*** Opening Records for processing ***

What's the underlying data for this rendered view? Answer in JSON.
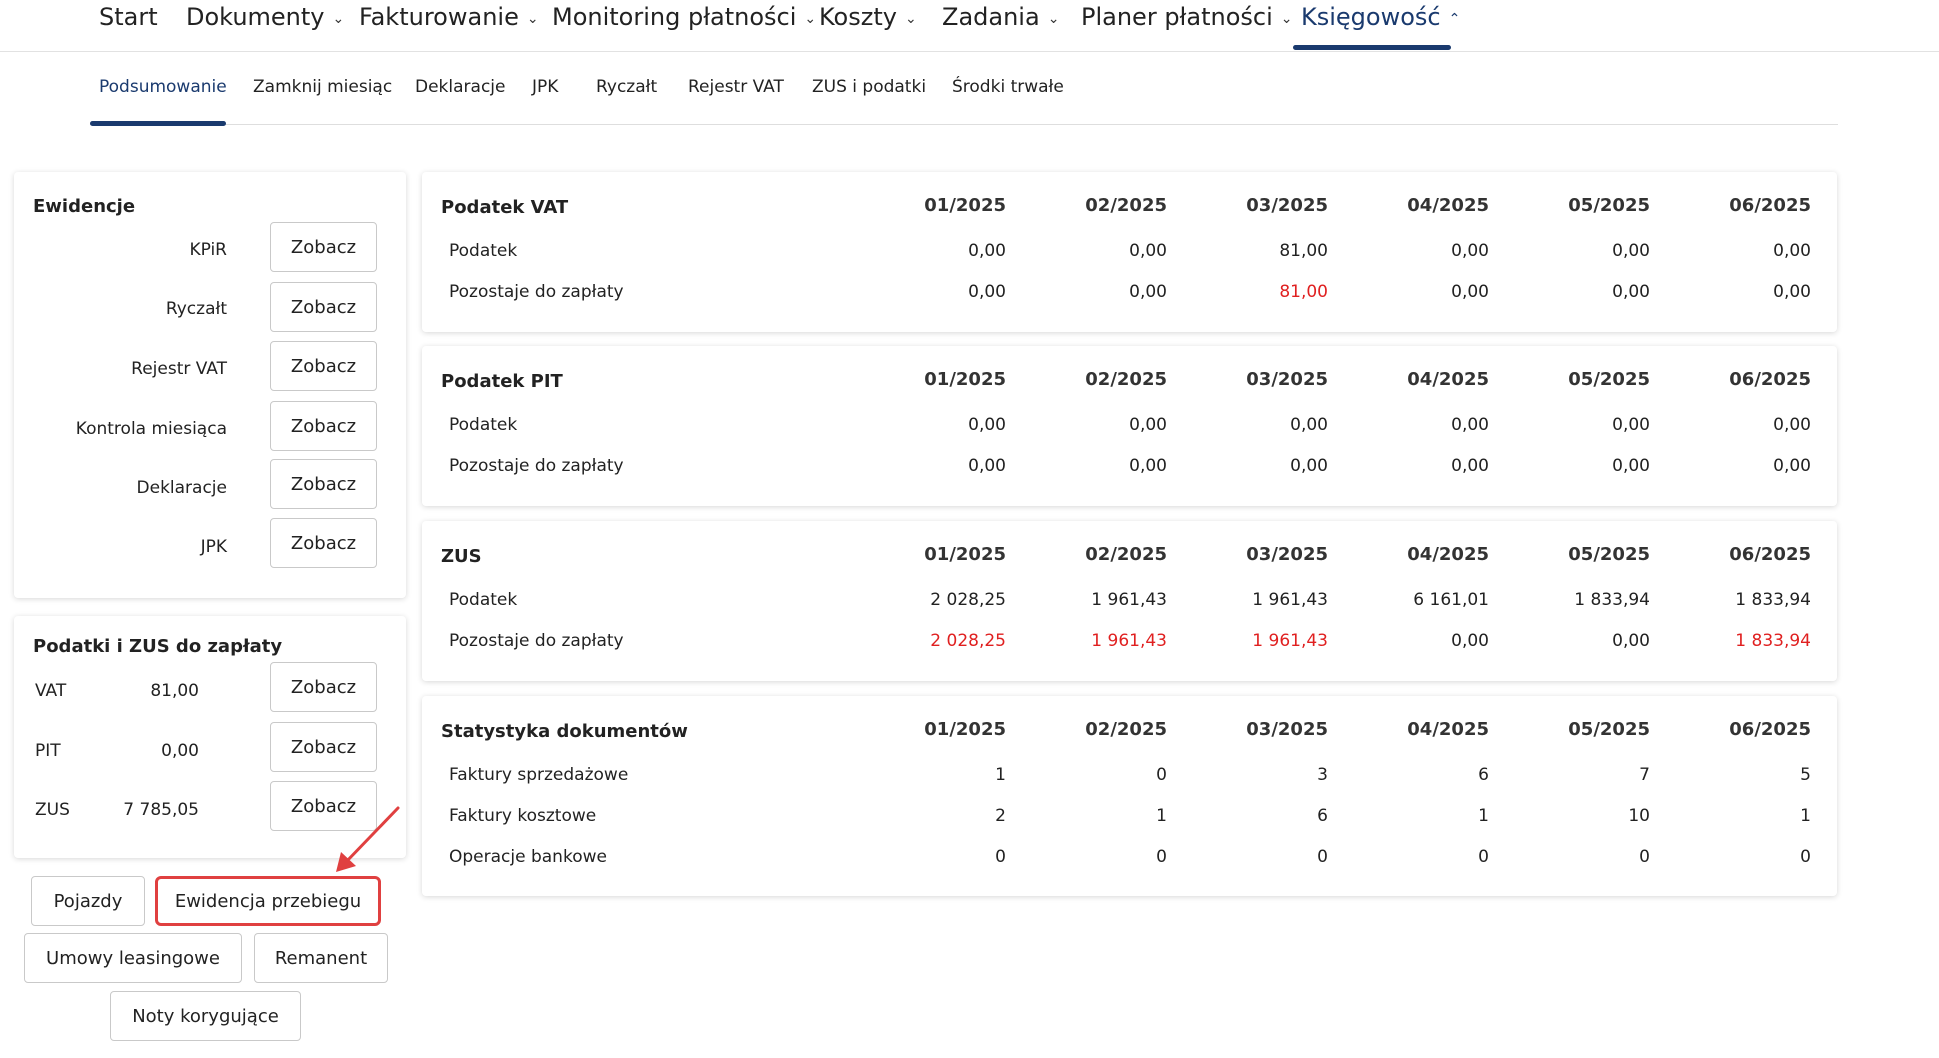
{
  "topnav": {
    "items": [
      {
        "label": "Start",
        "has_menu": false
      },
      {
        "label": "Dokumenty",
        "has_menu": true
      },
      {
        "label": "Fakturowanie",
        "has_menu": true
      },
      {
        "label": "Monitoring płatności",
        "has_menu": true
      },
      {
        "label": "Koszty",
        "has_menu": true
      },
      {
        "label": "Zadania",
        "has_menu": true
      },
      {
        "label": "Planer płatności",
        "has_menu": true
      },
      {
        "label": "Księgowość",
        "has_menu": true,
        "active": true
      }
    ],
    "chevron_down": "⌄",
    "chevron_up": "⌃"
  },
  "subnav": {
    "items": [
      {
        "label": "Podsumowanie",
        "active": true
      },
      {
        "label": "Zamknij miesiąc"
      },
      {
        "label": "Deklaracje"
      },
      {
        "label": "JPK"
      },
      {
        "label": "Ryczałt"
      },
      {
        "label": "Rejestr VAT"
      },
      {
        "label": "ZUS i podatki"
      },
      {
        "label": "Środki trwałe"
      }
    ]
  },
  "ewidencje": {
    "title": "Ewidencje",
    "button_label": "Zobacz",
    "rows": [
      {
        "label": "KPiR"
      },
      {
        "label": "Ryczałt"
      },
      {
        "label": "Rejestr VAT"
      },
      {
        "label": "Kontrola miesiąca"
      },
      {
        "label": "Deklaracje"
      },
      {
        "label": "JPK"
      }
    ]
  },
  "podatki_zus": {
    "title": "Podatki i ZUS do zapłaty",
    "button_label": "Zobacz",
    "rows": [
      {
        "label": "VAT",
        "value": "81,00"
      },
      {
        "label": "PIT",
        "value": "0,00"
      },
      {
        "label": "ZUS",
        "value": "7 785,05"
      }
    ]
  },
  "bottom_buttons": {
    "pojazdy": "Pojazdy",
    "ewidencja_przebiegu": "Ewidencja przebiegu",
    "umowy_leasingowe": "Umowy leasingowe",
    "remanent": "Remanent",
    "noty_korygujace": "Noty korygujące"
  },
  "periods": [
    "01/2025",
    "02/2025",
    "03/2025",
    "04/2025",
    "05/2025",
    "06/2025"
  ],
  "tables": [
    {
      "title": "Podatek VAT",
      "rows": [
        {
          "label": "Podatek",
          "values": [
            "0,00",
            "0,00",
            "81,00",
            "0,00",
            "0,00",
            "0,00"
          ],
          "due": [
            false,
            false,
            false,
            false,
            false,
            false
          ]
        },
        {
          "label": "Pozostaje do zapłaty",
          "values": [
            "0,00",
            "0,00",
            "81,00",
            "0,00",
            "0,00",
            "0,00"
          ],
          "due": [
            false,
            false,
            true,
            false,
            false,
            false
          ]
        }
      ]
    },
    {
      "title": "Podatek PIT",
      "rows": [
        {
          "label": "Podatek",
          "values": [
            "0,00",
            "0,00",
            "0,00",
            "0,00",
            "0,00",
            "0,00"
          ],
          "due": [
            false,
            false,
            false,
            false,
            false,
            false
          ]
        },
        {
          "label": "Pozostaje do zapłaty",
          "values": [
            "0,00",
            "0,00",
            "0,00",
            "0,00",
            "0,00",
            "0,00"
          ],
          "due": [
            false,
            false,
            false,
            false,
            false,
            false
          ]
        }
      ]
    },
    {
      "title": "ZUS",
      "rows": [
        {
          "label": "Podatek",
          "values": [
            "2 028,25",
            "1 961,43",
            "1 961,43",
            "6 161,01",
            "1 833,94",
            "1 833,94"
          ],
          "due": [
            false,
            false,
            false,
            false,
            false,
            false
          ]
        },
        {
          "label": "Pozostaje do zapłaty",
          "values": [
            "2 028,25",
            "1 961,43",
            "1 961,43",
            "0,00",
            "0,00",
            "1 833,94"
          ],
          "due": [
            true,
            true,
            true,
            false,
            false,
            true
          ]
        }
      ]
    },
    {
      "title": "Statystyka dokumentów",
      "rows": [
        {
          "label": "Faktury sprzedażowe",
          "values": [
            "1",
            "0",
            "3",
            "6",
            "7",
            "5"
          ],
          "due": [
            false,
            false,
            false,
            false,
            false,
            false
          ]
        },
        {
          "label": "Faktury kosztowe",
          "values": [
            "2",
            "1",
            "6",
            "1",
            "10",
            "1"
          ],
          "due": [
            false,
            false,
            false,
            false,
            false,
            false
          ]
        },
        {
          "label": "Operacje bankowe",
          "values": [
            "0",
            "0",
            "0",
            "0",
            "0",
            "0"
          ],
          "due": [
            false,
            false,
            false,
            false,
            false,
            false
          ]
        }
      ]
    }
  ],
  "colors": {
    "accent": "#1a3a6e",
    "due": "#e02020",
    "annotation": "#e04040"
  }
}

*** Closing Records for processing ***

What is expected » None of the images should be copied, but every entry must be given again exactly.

Exercise response »
What's the underlying data for this rendered view? Answer in JSON.
{
  "topnav": {
    "items": [
      {
        "label": "Start",
        "has_menu": false
      },
      {
        "label": "Dokumenty",
        "has_menu": true
      },
      {
        "label": "Fakturowanie",
        "has_menu": true
      },
      {
        "label": "Monitoring płatności",
        "has_menu": true
      },
      {
        "label": "Koszty",
        "has_menu": true
      },
      {
        "label": "Zadania",
        "has_menu": true
      },
      {
        "label": "Planer płatności",
        "has_menu": true
      },
      {
        "label": "Księgowość",
        "has_menu": true,
        "active": true
      }
    ],
    "chevron_down": "⌄",
    "chevron_up": "⌃"
  },
  "subnav": {
    "items": [
      {
        "label": "Podsumowanie",
        "active": true
      },
      {
        "label": "Zamknij miesiąc"
      },
      {
        "label": "Deklaracje"
      },
      {
        "label": "JPK"
      },
      {
        "label": "Ryczałt"
      },
      {
        "label": "Rejestr VAT"
      },
      {
        "label": "ZUS i podatki"
      },
      {
        "label": "Środki trwałe"
      }
    ]
  },
  "ewidencje": {
    "title": "Ewidencje",
    "button_label": "Zobacz",
    "rows": [
      {
        "label": "KPiR"
      },
      {
        "label": "Ryczałt"
      },
      {
        "label": "Rejestr VAT"
      },
      {
        "label": "Kontrola miesiąca"
      },
      {
        "label": "Deklaracje"
      },
      {
        "label": "JPK"
      }
    ]
  },
  "podatki_zus": {
    "title": "Podatki i ZUS do zapłaty",
    "button_label": "Zobacz",
    "rows": [
      {
        "label": "VAT",
        "value": "81,00"
      },
      {
        "label": "PIT",
        "value": "0,00"
      },
      {
        "label": "ZUS",
        "value": "7 785,05"
      }
    ]
  },
  "bottom_buttons": {
    "pojazdy": "Pojazdy",
    "ewidencja_przebiegu": "Ewidencja przebiegu",
    "umowy_leasingowe": "Umowy leasingowe",
    "remanent": "Remanent",
    "noty_korygujace": "Noty korygujące"
  },
  "periods": [
    "01/2025",
    "02/2025",
    "03/2025",
    "04/2025",
    "05/2025",
    "06/2025"
  ],
  "tables": [
    {
      "title": "Podatek VAT",
      "rows": [
        {
          "label": "Podatek",
          "values": [
            "0,00",
            "0,00",
            "81,00",
            "0,00",
            "0,00",
            "0,00"
          ],
          "due": [
            false,
            false,
            false,
            false,
            false,
            false
          ]
        },
        {
          "label": "Pozostaje do zapłaty",
          "values": [
            "0,00",
            "0,00",
            "81,00",
            "0,00",
            "0,00",
            "0,00"
          ],
          "due": [
            false,
            false,
            true,
            false,
            false,
            false
          ]
        }
      ]
    },
    {
      "title": "Podatek PIT",
      "rows": [
        {
          "label": "Podatek",
          "values": [
            "0,00",
            "0,00",
            "0,00",
            "0,00",
            "0,00",
            "0,00"
          ],
          "due": [
            false,
            false,
            false,
            false,
            false,
            false
          ]
        },
        {
          "label": "Pozostaje do zapłaty",
          "values": [
            "0,00",
            "0,00",
            "0,00",
            "0,00",
            "0,00",
            "0,00"
          ],
          "due": [
            false,
            false,
            false,
            false,
            false,
            false
          ]
        }
      ]
    },
    {
      "title": "ZUS",
      "rows": [
        {
          "label": "Podatek",
          "values": [
            "2 028,25",
            "1 961,43",
            "1 961,43",
            "6 161,01",
            "1 833,94",
            "1 833,94"
          ],
          "due": [
            false,
            false,
            false,
            false,
            false,
            false
          ]
        },
        {
          "label": "Pozostaje do zapłaty",
          "values": [
            "2 028,25",
            "1 961,43",
            "1 961,43",
            "0,00",
            "0,00",
            "1 833,94"
          ],
          "due": [
            true,
            true,
            true,
            false,
            false,
            true
          ]
        }
      ]
    },
    {
      "title": "Statystyka dokumentów",
      "rows": [
        {
          "label": "Faktury sprzedażowe",
          "values": [
            "1",
            "0",
            "3",
            "6",
            "7",
            "5"
          ],
          "due": [
            false,
            false,
            false,
            false,
            false,
            false
          ]
        },
        {
          "label": "Faktury kosztowe",
          "values": [
            "2",
            "1",
            "6",
            "1",
            "10",
            "1"
          ],
          "due": [
            false,
            false,
            false,
            false,
            false,
            false
          ]
        },
        {
          "label": "Operacje bankowe",
          "values": [
            "0",
            "0",
            "0",
            "0",
            "0",
            "0"
          ],
          "due": [
            false,
            false,
            false,
            false,
            false,
            false
          ]
        }
      ]
    }
  ],
  "colors": {
    "accent": "#1a3a6e",
    "due": "#e02020",
    "annotation": "#e04040"
  }
}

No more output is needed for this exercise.